     4. The mistake realists make is to think that scientific explanation is distinctive and special because it goes beyond theoretical description to talk about the causes of particular effects, or about causal processes that issue in certain effects, etc.:

    "Once you decide that explanation is something irreducible and special, the door is opened to elaboration by means of further concepts pertaining thereto, all equally irreducible and special. The premisses of an explanation have to include lawlike statements; a statement is lawlike exactly if it implies some non-trivial counterfactual conditional statement; but it can do so only by asserting relationships of necessity in nature. Not all classes correspond to genuine properties; properties and propensities figure in explanation. Not everyone has joined this return to essentialism or neo-Aristotelian realism, but some eminent realists have publicly explored or advocated it" (p. 155).

     To the contrary, what is distinctive about scientific explanation is merely that it draws its answers from scientific theories or descriptions rather than from elsewhere.

B. An Aristotelian Reply

     In some respects the Aristotelian should be willing to stay on the sidelines and enjoy this dispute among the Humeans. After all, Aristotelians take as much pleasure as VF in pointing out the inadequacies of empiricist accounts of causality when the latter purport to capture our intuitive notion of a cause. And, as we saw earlier in the course, the Aristotelian need not disagree with VF's insistence that explanation is applied science and that it involves answering various sorts of 'why' questions posed within certain contexts. This is in large part what the doctrine of the four causes is about.
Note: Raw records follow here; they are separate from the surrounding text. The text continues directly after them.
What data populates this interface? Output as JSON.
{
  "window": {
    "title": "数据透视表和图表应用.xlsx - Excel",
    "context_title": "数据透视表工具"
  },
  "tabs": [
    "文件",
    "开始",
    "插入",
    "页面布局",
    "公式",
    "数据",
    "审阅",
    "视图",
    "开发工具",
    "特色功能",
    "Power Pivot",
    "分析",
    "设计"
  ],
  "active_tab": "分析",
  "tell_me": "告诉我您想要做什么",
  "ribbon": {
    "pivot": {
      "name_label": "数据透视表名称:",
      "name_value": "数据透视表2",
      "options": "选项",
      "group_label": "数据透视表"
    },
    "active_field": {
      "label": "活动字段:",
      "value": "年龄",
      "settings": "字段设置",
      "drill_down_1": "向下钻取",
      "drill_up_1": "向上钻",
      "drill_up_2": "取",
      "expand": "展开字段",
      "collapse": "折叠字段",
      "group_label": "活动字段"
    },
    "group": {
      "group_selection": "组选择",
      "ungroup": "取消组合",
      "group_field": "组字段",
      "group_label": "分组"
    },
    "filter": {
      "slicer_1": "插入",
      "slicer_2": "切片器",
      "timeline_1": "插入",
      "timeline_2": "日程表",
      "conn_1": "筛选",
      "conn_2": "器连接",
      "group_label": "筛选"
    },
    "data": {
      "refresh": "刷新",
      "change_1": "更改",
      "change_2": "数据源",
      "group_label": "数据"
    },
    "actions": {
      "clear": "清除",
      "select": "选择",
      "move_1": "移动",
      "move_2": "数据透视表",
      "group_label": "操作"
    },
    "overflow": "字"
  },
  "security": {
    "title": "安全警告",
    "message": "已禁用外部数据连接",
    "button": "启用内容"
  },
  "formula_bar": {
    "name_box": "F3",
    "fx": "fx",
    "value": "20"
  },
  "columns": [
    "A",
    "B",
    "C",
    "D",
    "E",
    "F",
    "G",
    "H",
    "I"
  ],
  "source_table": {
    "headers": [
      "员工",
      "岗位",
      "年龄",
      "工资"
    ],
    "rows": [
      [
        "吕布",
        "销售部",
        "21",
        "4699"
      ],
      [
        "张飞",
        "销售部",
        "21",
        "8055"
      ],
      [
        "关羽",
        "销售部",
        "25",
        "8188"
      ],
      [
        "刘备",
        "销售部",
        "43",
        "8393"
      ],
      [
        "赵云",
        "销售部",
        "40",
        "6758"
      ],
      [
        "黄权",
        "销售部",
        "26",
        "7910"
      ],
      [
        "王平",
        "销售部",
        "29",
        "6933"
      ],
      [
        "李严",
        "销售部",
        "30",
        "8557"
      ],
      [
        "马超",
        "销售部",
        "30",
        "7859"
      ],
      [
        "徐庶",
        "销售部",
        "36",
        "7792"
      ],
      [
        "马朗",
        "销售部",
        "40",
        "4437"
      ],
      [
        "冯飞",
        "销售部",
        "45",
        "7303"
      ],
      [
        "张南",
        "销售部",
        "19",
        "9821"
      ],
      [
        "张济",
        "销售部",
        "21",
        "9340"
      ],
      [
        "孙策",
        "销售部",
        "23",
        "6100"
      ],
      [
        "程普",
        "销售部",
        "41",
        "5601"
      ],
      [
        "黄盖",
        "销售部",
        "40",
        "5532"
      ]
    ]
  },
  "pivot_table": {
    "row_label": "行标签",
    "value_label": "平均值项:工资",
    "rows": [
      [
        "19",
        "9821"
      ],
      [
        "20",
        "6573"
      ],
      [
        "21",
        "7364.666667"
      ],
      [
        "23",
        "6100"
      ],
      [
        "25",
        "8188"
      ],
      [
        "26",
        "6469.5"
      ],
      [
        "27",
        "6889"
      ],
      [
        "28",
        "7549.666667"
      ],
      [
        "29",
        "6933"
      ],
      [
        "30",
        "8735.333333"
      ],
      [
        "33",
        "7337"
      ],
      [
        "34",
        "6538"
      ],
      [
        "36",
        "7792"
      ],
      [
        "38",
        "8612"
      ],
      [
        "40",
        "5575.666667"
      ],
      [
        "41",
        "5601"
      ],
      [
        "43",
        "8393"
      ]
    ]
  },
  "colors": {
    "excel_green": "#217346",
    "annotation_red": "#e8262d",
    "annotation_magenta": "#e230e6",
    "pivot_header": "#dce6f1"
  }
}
     The disagreements come at a much deeper level. First of all, the Aristotelian will deny that the invocation of real causes is irrelevant to scientific explanation--just because the Aristotelian sees all explanation, in both ordinary and scientific contexts, as invoking real causes of one sort or another. For this reason, the Aristotelian can see properly scientific explanation as an extension of ordinary explanatory practices and not as something "special and irreducible."

     A second and intimately related disagreement has to do with the question of whether causal talk is 'theoretical' as opposed to 'observational'. We have already investigated this question in some depth, though it's difficult to see any knock-down arguments for one side over the other.

C. Probabilities and Causality

     One of the lessons of recent discussions of objective probability and causality is that there is no simple relation between causes and prior probabilities (relative to a theory).

     For instance, it seems wrong to say that, in general, C is a cause of E only if Prob(E/C) > Prob(E/not-C). (See VF's example on p. 148)

     Again, it seems wrong to say that C is causally relevant to E only if Prob(E/C) is greater than or equal to Prob(E). (See 'Simpson's Paradox' on p. 149.)

     Also, it seems wrong to insist even that C is causally relevant to E if Prob(E/C) is not equal to Prob(E). (The plant/defoliant example--I will explain this. Also, let's take a brief look at the example on p. 150.)